Cyril explains that through the story of Thomas we ‘might be unshaken in our faith that the very body that hung upon the cross and suffered death was quickened by the Father through the Son.’ Furthermore, the physicality of the body – evidenced by the presence of the wounds of crucifixion – shows clearly that the risen Christ:

… was no phantom or ghost, fashioned in human shape, and simulating the features of humanity, nor yet as others have foolishly surmised, a spiritual body that is compounded of a subtle and ethereal substance different from the flesh. For some attach this meaning to the expression “spiritual body”.

 

However, Cyril, unlike those who have written on this before him, recognises the theological problems raised by the continued presence of the wounds on the body of the risen Christ.

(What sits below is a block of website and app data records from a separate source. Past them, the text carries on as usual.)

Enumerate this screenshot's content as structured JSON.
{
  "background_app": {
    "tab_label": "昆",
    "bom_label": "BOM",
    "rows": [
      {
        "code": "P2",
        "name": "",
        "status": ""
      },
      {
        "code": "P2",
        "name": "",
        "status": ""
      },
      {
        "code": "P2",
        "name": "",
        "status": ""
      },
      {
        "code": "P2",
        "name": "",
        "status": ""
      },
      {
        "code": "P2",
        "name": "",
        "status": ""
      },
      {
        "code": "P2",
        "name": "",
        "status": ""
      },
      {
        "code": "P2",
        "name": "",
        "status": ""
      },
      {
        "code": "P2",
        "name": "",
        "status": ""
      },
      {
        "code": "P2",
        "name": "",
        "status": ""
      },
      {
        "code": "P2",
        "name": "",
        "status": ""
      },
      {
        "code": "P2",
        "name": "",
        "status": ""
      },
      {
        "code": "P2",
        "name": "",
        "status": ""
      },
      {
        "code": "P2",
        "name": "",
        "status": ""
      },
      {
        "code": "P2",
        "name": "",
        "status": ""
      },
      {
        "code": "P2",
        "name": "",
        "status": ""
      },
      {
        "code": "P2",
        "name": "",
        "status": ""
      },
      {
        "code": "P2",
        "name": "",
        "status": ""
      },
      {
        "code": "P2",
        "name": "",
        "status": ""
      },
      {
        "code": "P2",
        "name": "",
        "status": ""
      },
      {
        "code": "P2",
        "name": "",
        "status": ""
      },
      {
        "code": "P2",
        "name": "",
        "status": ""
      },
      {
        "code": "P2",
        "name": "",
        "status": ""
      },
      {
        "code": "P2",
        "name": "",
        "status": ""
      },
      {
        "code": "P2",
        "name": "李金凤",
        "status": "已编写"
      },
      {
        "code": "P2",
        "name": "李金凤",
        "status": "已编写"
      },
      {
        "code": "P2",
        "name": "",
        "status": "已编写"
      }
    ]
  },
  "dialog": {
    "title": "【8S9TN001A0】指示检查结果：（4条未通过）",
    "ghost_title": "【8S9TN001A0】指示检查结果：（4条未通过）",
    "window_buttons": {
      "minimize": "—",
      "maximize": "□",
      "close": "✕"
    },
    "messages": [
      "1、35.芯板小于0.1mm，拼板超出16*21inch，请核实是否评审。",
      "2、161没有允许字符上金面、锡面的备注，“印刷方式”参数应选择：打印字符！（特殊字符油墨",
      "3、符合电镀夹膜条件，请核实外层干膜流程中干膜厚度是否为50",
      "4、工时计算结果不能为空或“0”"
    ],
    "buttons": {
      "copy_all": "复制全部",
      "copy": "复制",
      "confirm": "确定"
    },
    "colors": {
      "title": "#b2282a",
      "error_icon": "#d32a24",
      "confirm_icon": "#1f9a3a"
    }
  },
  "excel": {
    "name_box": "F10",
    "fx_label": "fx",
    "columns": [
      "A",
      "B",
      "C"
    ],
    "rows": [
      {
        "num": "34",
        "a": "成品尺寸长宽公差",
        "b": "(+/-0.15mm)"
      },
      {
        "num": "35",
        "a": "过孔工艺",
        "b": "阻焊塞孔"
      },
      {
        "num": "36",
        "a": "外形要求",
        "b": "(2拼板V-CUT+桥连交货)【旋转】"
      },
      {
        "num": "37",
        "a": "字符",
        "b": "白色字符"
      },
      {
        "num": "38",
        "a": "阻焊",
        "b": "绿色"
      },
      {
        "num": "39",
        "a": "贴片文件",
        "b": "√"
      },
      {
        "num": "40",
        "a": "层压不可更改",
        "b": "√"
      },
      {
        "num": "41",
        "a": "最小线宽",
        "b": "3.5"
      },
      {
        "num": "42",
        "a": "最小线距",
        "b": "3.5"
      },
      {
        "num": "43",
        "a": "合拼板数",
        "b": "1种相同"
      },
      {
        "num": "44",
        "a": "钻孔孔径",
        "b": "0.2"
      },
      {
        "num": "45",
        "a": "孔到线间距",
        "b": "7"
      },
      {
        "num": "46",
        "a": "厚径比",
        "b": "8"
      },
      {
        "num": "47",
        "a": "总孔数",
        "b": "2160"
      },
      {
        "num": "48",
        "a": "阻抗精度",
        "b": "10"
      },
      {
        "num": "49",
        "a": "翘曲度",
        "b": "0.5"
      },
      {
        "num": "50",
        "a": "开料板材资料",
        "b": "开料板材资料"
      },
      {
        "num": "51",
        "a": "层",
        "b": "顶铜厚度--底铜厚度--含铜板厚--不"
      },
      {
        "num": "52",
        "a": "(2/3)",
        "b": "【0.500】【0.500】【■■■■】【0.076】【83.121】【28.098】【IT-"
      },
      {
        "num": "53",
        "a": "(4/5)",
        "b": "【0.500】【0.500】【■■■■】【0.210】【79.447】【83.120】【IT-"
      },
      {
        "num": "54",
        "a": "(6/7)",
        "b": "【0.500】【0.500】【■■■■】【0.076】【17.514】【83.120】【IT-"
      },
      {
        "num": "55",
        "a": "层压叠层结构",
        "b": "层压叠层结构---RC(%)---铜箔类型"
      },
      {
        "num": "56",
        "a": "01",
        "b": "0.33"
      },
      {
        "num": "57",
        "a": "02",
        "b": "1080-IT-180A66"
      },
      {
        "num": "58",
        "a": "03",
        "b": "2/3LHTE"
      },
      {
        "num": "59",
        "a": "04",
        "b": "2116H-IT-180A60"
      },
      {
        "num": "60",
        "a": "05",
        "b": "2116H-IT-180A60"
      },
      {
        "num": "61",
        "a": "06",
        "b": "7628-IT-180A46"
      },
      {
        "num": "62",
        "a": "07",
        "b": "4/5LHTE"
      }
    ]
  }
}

How can the resurrected body of Jesus, which is incorruptible, bear the marks of crucifixion, which are indicative of corruption?

In attempting to answer this important question, Cyril provides a corrective to the view of modern theologians writing on disability who insist that disabilities remain in the resurrection. The great Alexandrian theologian asks whether the lame will be raised with a maimed limb or the blind will be raised without sight.

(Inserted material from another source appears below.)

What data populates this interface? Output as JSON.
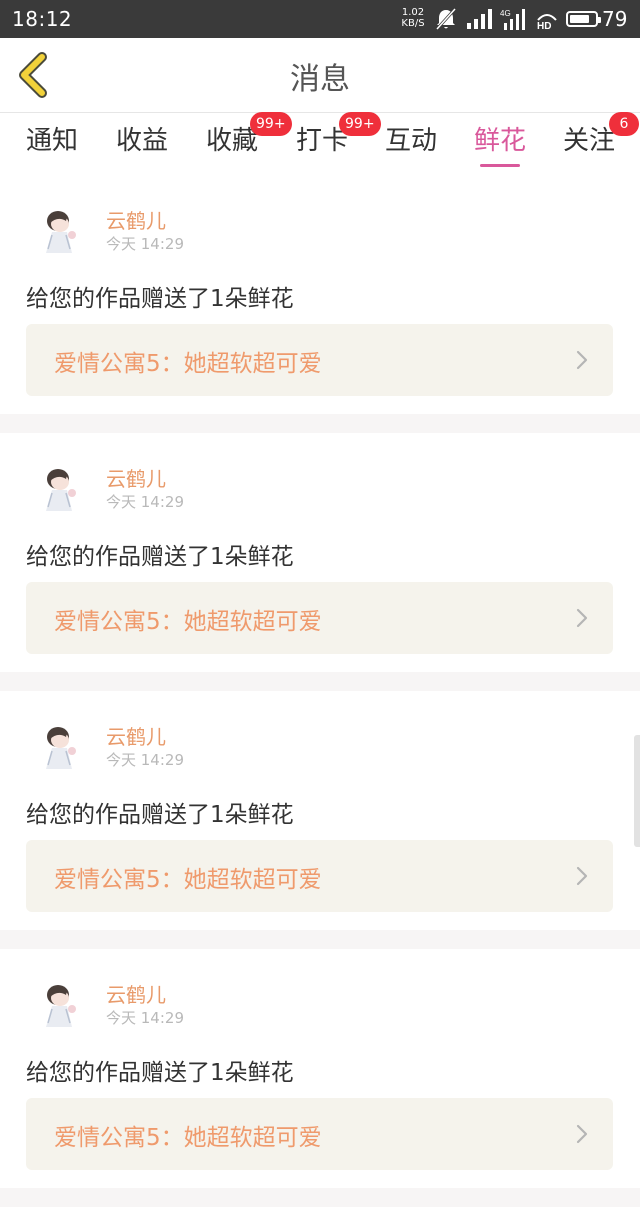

His answer – contrary to the assertions of some modern theologians – is a resounding ‘No’. Cyril appeals to Paul’s first letter to the Corinthians as the Scriptural basis for his position. For in that letter, the apostle writes categorically that ‘that which is sown in weakness will be raised in power’ and ‘that which is sown in dishonour is raised in glory’ (1 Corinthians 15:43).

This brings us back to Cyril’s original concern, namely, whether the presence of the marks or wounds that remain on Jesus’ resurrected body suggest the presence of corruption or corruptibility. His answer is they do not because the wounds signify rather the marvellous salvation that God has accomplished in Jesus Christ.

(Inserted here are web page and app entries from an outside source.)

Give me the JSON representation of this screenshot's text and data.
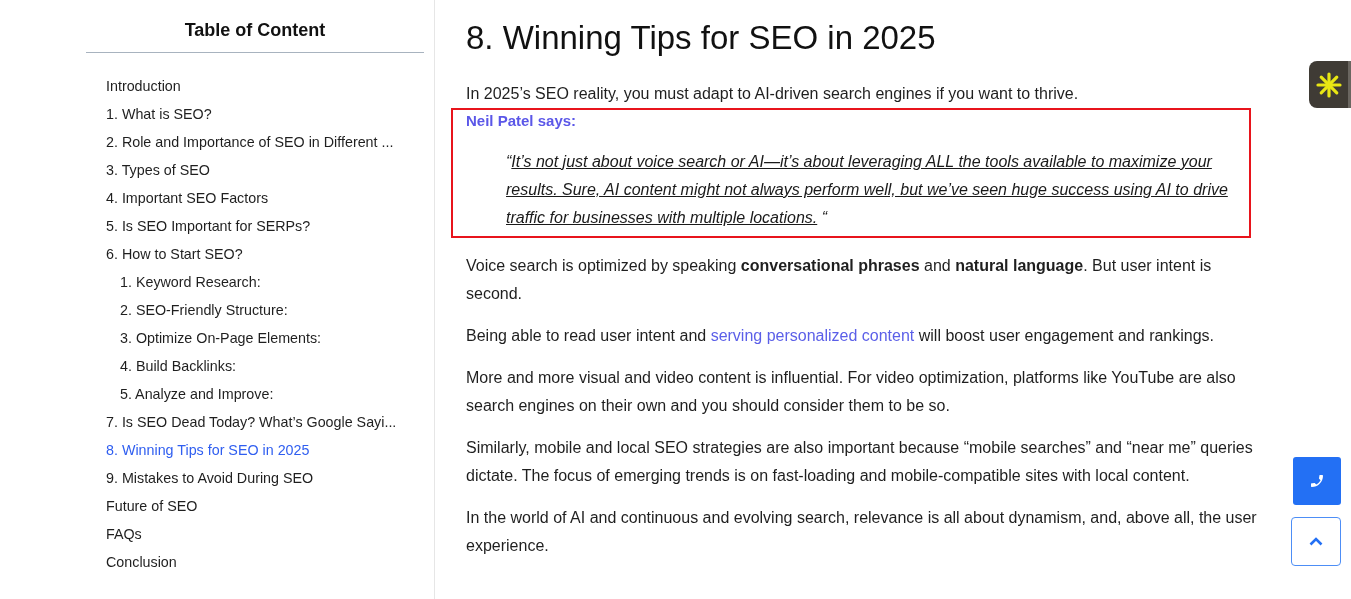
{
  "toc": {
    "title": "Table of Content",
    "items": [
      {
        "label": "Introduction",
        "selected": false
      },
      {
        "label": "1. What is SEO?",
        "selected": false
      },
      {
        "label": "2. Role and Importance of SEO in Different ...",
        "selected": false
      },
      {
        "label": "3. Types of SEO",
        "selected": false
      },
      {
        "label": "4. Important SEO Factors",
        "selected": false
      },
      {
        "label": "5. Is SEO Important for SERPs?",
        "selected": false
      },
      {
        "label": "6. How to Start SEO?",
        "selected": false,
        "children": [
          {
            "label": "1. Keyword Research:",
            "selected": false
          },
          {
            "label": "2. SEO-Friendly Structure:",
            "selected": false
          },
          {
            "label": "3. Optimize On-Page Elements:",
            "selected": false
          },
          {
            "label": "4. Build Backlinks:",
            "selected": false
          },
          {
            "label": "5. Analyze and Improve:",
            "selected": false
          }
        ]
      },
      {
        "label": "7. Is SEO Dead Today? What’s Google Sayi...",
        "selected": false
      },
      {
        "label": "8. Winning Tips for SEO in 2025",
        "selected": true
      },
      {
        "label": "9. Mistakes to Avoid During SEO",
        "selected": false
      },
      {
        "label": "Future of SEO",
        "selected": false
      },
      {
        "label": "FAQs",
        "selected": false
      },
      {
        "label": "Conclusion",
        "selected": false
      }
    ]
  },
  "article": {
    "heading": "8. Winning Tips for SEO in 2025",
    "intro": "In 2025’s SEO reality, you must adapt to AI-driven search engines if you want to thrive.",
    "quote": {
      "author": "Neil Patel says:",
      "open": "“",
      "text": "It’s not just about voice search or AI—it’s about leveraging ALL the tools available to maximize your results. Sure, AI content might not always perform well, but we’ve seen huge success using AI to drive traffic for businesses with multiple locations.",
      "close": " “"
    },
    "paragraphs": [
      [
        {
          "kind": "text",
          "text": "Voice search is optimized by speaking **conversational phrases** and **natural language**. But user intent is second."
        }
      ],
      [
        {
          "kind": "text",
          "text": "Being able to read user intent and "
        },
        {
          "kind": "link",
          "text": "serving personalized content"
        },
        {
          "kind": "text",
          "text": " will boost user engagement and rankings."
        }
      ],
      [
        {
          "kind": "text",
          "text": "More and more visual and video content is influential. For video optimization, platforms like YouTube are also search engines on their own and you should consider them to be so."
        }
      ],
      [
        {
          "kind": "text",
          "text": "Similarly, mobile and local SEO strategies are also important because “mobile searches” and “near me” queries dictate. The focus of emerging trends is on fast-loading and mobile-compatible sites with local content."
        }
      ],
      [
        {
          "kind": "text",
          "text": "In the world of AI and continuous and evolving search, relevance is all about dynamism, and, above all, the user experience."
        }
      ]
    ]
  }
}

In his commentary on the Gospel of John, Cyril explains that the wounds that remain on the body of the ascended Christ are purposed to point to:

… the meaning of the mysteries concerning himself to the rulers, principalities and powers above, and to those who commanded the legions of angels, he appeared to them also in the same guise that they might believe that the Word that was from the Father, and in the Father, truly became man for our sake, and that they might know that such was his care for his creatures that he died for our salvation.

 

To be sure, not every theologian would agree with Cyril about the permanence of the wounds of the risen Jesus. The great Genevan Reformer, John Calvin, for example, has argued that the wounds that remain on the body of the resurrected Christ would disappear after he had ascended into heaven. This is because their main purpose is to convince the disciples that the resurrection has indeed taken place.

Thus, while Calvin acknowledges that the Gospel of John clearly indicates that the wounds remain in the body of the resurrected Christ, he insists that their presence is temporary and for a very specific purpose. In his commentary on the Gospel of John, Calvin argues that

… if any person should infer from this, that Christ still has the wounded side and pierced hands, that would be absurd; for it is certain that the use of the wounds was temporary, until the apostles were fully convinced that he was risen from the dead.

 

Be that as it may, even though the theologians of the Church throughout its long history may disagree on some matters about the scars of Christ, the majority of them recognise their soteriological significance.

The most moving reflection on the wounds or scars of Christ comes from the pen of that great Doctor of the medieval Church, Thomas Aquinas. In his magisterial work Summa Theologiae, Aquinas writes:

Christ knew why he kept the scars on his body. He showed them to Thomas who did not believe until he touched and saw them. So too will he show them to his enemies to convince them by his proclamation of truth itself: Look at the man whom you have crucified. You see the wounds you have inflicted. You recognise the side which you have pierced: it was opened by you for your own benefit, yet you did not wish to enter therein.


Dr Roland Chia is Chew Hock Hin Professor at Trinity Theological College (Singapore) and Theological and Research Advisor of the Ethos Institute for Public Christianity.